Teachers are expected to vote for a campaign of industrial action opposing the government's plan to make all schools academies by 2022.
The National Union of Teachers (NUT) has confirmed that a priority motion calling for opposition to the white paper is likely to be discussed at their conference in Brighton this weekend.
Labour leader Jeremy Corbyn will speak at the conference this afternoon and will tell delegates that the government's push for academies and free schools would lead to the "asset -stripping of our education system".
If the union does decide to take action over forced academisation, it will focus on the “big challenge” to teachers’ pay and conditions, the NUT leadership confirmed.
Kevin Courtney, deputy general secretary of the NUT, said: “There is no evidence that autonomy in pay is a good thing. It’s bad for teachers’ pay and conditions.
“We think there is a dispute around those questions, which isn’t necessarily tied up with the ins and outs of the white paper.”
Other education unions may also work together to oppose the white paper. “We think there is a need for us to speak to other support staff unions and teaching unions,” Mr Courtney added.
Christine Blower. NUT general secretary, said: “We think we have caught the mood of the fact that people think this is just the wrong thing to be doing. I think we genuinely believe that there is both very wide and very deep opposition to this."
Mr Corbyn's speech at the NUT conference in Brighton today comes despite a long-standing rule that politicans are not invited to speak. The union says it made an exception for the current Labour leader because he had asked to appear.
This afternoon Mr Corbyn will say: "George Osborne used the Budget to announce the forced academisation of all schools. This is an ideological attack on teachers and on local and parental accountability - an attack which was nowhere in their manifesto at the last general election. "The Tories want to shut parents out of a say in how their children's schools are run. I want schools accountable to their parents and their communities - not to those pushing to be first in line for the asset-stripping of our education system." He will add: "There is a crisis in our schools now ... Children are facing rising class sizes; there is a shortage of teachers, and parents already face a crisis in school places. "The forced academisation will do nothing to address any of those problems. And yet £700 million will need to be found to fund this needless reorganisation... that fails to address a single issue that matters to teachers, parents or pupils. He is likely to be given a warmer welcome than Estelle Morris, who was heckled and slow hand clapped by delegates in 2002 when she was the last Labour education secretary to speak at an NUT conference. The Government's plans to force all schools in England to turn into academies have come under fire from Labour, the unions and Conservatives in local government who will be stripped of the power to run schools in their areas.

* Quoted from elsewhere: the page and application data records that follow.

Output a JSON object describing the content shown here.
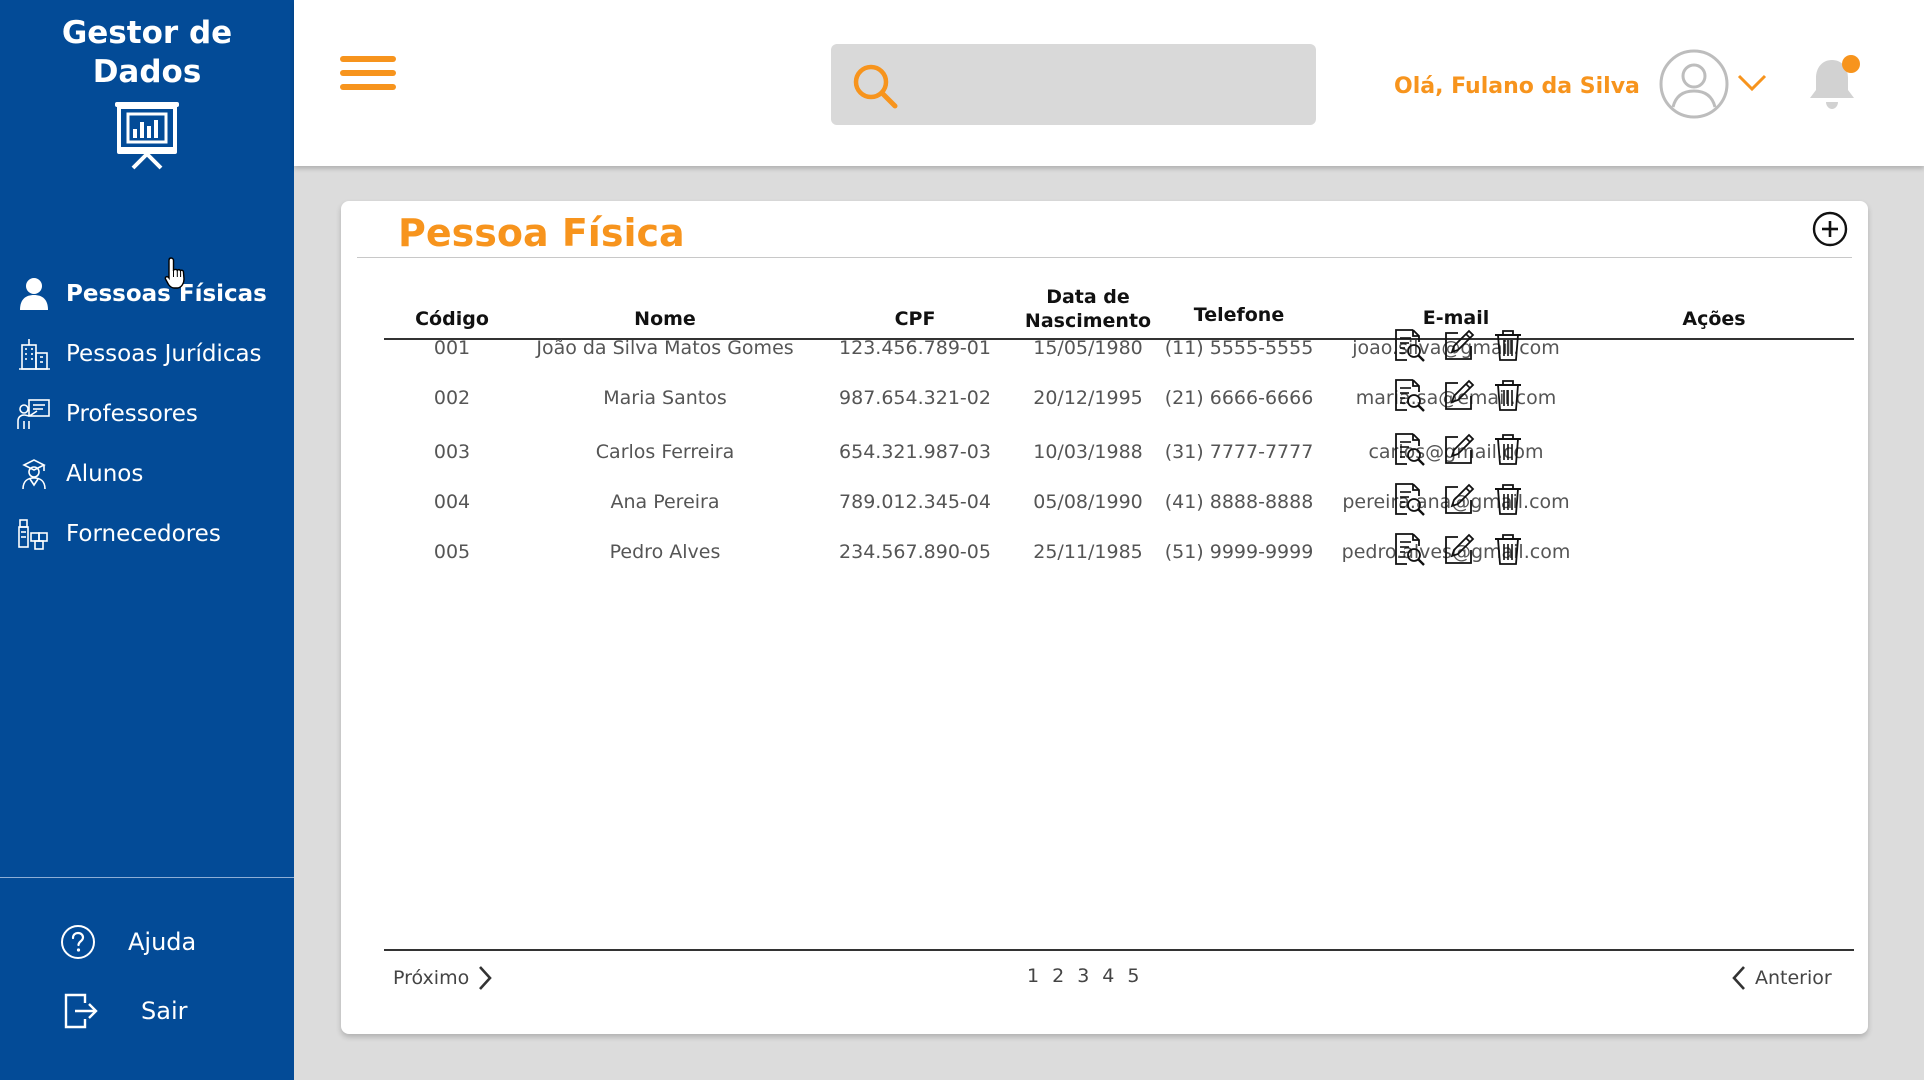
{
  "app": {
    "brand": "Gestor de Dados"
  },
  "sidebar": {
    "items": [
      {
        "label": "Pessoas Físicas",
        "icon": "person-icon",
        "active": true
      },
      {
        "label": "Pessoas Jurídicas",
        "icon": "building-icon"
      },
      {
        "label": "Professores",
        "icon": "teacher-icon"
      },
      {
        "label": "Alunos",
        "icon": "student-icon"
      },
      {
        "label": "Fornecedores",
        "icon": "supplier-icon"
      }
    ],
    "help_label": "Ajuda",
    "logout_label": "Sair"
  },
  "header": {
    "search": {
      "placeholder": "",
      "value": ""
    },
    "greeting": "Olá, Fulano da Silva",
    "notification_dot": true
  },
  "main": {
    "title": "Pessoa Física",
    "columns": [
      "Código",
      "Nome",
      "CPF",
      "Data de Nascimento",
      "Telefone",
      "E-mail",
      "Ações"
    ],
    "rows": [
      {
        "codigo": "001",
        "nome": "João da Silva Matos Gomes",
        "cpf": "123.456.789-01",
        "nascimento": "15/05/1980",
        "telefone": "(11) 5555-5555",
        "email": "joao.silva@gmail.com"
      },
      {
        "codigo": "002",
        "nome": "Maria Santos",
        "cpf": "987.654.321-02",
        "nascimento": "20/12/1995",
        "telefone": "(21) 6666-6666",
        "email": "maria.sa@email.com"
      },
      {
        "codigo": "003",
        "nome": "Carlos Ferreira",
        "cpf": "654.321.987-03",
        "nascimento": "10/03/1988",
        "telefone": "(31) 7777-7777",
        "email": "carlos@gmail.com"
      },
      {
        "codigo": "004",
        "nome": "Ana Pereira",
        "cpf": "789.012.345-04",
        "nascimento": "05/08/1990",
        "telefone": "(41) 8888-8888",
        "email": "pereira.ana@gmail.com"
      },
      {
        "codigo": "005",
        "nome": "Pedro Alves",
        "cpf": "234.567.890-05",
        "nascimento": "25/11/1985",
        "telefone": "(51) 9999-9999",
        "email": "pedro.alves@gmail.com"
      }
    ],
    "pagination": {
      "next_label": "Próximo",
      "prev_label": "Anterior",
      "pages": [
        "1",
        "2",
        "3",
        "4",
        "5"
      ]
    }
  },
  "colors": {
    "sidebar_bg": "#034b97",
    "accent": "#f7941d",
    "background": "#dcdcdc",
    "card": "#ffffff"
  }
}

Speaking to the press this afternoon, Ms Blower added that there are also a number of Tory councillors who “don’t think it’s the right thing to do”, as well as teachers who work in academies already.
She added: “The more voices the greater the pressure on government to rethink it.”
The NUT’s business committee will meet this afternoon to decide whether the motion will be discussed at their conference in Brighton this weekend.